“You’re thinking about all these things you shoulda, woulda, coulda done,” he said of replaying Friday’s portion of the game in his head. “But if you allow your mind to do that you’re going to drive yourself crazy. I’ll be honest, I drove myself crazy last night.”
Burgbacher said what upset him the most about Friday was that 87 seconds was all that separated Troy from staying home Saturday and prepping for Week 3 opponent Cincinnati Turpin and having to make the 90-minute, round-trip journey to Xenia.
“I get the rule. I totally understand the rule and I agree with it because the kids’ safety is our top priority,” Burgbacher said. “For both teams to have to go home last night and come back and play 1:27 is not fair. I know how our kids are on Saturday morning when they come in for workouts. They can barely walk. It wasn’t like it was a finesse game last night. It was a physical, get-after-it game last night. That’s what I was most upset about. Let’s finish it. … Rules are put in place. I get it.
“We faced some adversity there. I thought our kids, when they came in (Saturday morning), they were focused. We were tired. I know Xenia was tired. We talked about that. Digging deep. That next play give it everything you’ve got.
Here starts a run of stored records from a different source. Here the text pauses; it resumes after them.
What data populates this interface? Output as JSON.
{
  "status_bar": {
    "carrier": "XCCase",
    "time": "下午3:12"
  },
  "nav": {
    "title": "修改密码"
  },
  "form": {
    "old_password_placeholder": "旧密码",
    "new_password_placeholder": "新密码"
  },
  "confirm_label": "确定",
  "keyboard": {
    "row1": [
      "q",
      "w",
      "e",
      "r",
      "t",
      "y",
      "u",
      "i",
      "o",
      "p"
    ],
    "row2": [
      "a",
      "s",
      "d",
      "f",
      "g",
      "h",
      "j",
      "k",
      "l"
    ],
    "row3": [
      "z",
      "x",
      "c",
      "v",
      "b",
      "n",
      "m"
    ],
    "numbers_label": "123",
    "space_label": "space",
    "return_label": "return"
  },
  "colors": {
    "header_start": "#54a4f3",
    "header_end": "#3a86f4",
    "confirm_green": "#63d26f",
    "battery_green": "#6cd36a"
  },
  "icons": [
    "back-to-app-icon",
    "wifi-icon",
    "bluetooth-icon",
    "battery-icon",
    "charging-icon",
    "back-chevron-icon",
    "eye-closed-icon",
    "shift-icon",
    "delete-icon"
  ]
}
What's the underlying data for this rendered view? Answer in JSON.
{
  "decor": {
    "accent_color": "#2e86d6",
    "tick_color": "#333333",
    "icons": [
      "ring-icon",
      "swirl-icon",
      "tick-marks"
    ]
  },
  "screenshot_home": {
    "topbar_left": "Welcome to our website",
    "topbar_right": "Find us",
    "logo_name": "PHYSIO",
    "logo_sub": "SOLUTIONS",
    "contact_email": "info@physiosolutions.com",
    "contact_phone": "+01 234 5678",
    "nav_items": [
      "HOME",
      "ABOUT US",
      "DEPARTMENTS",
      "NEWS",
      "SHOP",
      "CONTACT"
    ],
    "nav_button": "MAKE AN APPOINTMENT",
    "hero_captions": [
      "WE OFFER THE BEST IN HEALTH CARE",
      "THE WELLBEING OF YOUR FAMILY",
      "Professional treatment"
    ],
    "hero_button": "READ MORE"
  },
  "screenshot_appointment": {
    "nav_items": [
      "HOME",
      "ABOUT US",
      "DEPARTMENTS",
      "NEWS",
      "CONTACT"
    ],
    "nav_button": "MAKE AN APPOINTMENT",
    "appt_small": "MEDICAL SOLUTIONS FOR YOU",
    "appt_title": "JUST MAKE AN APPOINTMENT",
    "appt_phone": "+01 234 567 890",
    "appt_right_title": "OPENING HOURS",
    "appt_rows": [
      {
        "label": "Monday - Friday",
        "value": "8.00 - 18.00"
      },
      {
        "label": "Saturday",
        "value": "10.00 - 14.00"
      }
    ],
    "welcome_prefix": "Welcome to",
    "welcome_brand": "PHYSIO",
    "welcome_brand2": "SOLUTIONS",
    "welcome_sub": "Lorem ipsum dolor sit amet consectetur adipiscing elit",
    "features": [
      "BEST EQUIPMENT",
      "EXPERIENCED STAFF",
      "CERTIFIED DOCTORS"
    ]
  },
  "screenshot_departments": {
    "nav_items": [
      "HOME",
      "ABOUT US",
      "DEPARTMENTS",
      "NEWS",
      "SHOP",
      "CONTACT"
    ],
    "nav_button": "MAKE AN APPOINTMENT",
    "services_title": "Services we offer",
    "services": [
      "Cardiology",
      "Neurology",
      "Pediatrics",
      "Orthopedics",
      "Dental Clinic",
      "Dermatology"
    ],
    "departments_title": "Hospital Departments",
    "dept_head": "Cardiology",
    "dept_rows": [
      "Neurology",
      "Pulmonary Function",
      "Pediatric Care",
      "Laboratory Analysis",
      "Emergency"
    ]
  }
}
And if there’s a next play give it everything you’ve got.”
On Saturday Troy’s defense needed just one play. And they delivered the boom.